Well, Congalton had twenty-seven years of participation in writer critique workshops. His earliest endeavors were filled with amateur writing mistakes. He had real life examples of obnoxious and humorous attitudes from aspiring writers. Mostly, he could parody himself.

He wrote a screenplay about a writing critique group. The group has an encouraging “All for One, One for All” attitude—until the least seasoned, least educated member experiences sudden success and the rest of the group becomes envious. The movie was released as Authors Anonymous. Now David Congalton can say he’s done the work and paid his dues. He treasured the thrill of the movie premier, seated beside his once skeptical brother in an auditorium filled with actors, producers and directors. But that was one evening over many years of writing. For all the other evenings, David Congalton can say for sure:

  • Don’t give up on your dreams
  • Don’t let anyone else define your dream
  • Write what you know
  • Be happy when others are successful

This article was compiled from a presentation David Congalton gave at the California Writers Club – Inland Empire Branch in April 2014.

How to start a memoir

Victoria Zackheim teaches memoir and personal essay at UCLA, in the Writer’s Extension program. She has developed a straightforward approach to start writing a memoir.

(1) The first step is to outline a chronology of your life, year by year. This will get you into the memory of things.

(2) Once this is done, research any significant year. What else was happening in 1973 when your father died? Include anything that explains your state of mind or actions at the time, but no extraneous information.

(3) Next is the fun part. Refer to your outline to create a series of vignettes, short stories, poems, and personal essays. Keep going until you have a body of work— say 20-50 pieces.

(4) Sift through them. What is the theme? What have you learned? What is the message that you want to share?

Once you know where the memoir is going you can start to string the stories together.

Anne Perry and Victoria Zackheim were on tour in April 2014 promoting their latest books. They spent over three hours mentoring writers at the California Writers Club, Apple Valley branch. Their focus was on how to approach writing projects.
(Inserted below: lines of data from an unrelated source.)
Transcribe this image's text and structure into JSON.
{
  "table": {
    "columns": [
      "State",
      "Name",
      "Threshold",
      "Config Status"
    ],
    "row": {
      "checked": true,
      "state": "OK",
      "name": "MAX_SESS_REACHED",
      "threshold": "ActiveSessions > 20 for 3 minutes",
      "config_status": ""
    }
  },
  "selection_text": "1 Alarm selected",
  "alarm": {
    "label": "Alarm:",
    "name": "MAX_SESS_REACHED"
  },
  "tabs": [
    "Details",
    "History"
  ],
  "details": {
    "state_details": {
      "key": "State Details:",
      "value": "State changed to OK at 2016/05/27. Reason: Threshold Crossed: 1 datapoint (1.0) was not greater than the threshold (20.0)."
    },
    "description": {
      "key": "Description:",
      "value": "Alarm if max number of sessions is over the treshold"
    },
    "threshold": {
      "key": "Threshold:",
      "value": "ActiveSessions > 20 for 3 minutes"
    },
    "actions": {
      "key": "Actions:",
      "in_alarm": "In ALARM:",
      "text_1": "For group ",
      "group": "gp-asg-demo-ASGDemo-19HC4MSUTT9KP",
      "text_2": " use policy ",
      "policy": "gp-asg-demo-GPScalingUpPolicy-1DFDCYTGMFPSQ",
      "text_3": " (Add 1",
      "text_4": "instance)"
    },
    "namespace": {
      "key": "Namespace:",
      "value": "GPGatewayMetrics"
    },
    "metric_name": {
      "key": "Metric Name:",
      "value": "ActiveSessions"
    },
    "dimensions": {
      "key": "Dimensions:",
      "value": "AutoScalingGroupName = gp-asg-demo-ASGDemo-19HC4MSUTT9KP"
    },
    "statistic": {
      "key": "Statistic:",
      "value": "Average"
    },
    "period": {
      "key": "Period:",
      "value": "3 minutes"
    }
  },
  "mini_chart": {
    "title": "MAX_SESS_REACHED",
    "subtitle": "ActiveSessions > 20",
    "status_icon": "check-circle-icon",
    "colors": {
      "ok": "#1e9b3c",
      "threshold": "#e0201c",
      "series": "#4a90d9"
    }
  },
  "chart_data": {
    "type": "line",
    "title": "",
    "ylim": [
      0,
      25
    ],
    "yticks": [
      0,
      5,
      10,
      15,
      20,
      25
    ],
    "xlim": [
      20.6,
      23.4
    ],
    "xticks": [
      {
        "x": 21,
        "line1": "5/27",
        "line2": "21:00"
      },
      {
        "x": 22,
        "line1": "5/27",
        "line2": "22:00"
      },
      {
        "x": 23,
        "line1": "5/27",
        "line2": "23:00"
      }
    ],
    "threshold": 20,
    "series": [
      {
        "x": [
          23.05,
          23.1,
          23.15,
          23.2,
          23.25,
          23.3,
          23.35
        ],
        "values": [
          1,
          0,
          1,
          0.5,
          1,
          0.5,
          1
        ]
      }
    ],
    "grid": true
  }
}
Zackheim is an experienced editor and an author specializing in memoir and personal essays. Anne Perry is recognized as one of the world’s top 100 masters of crime and her series of detective novels are set in historical fiction.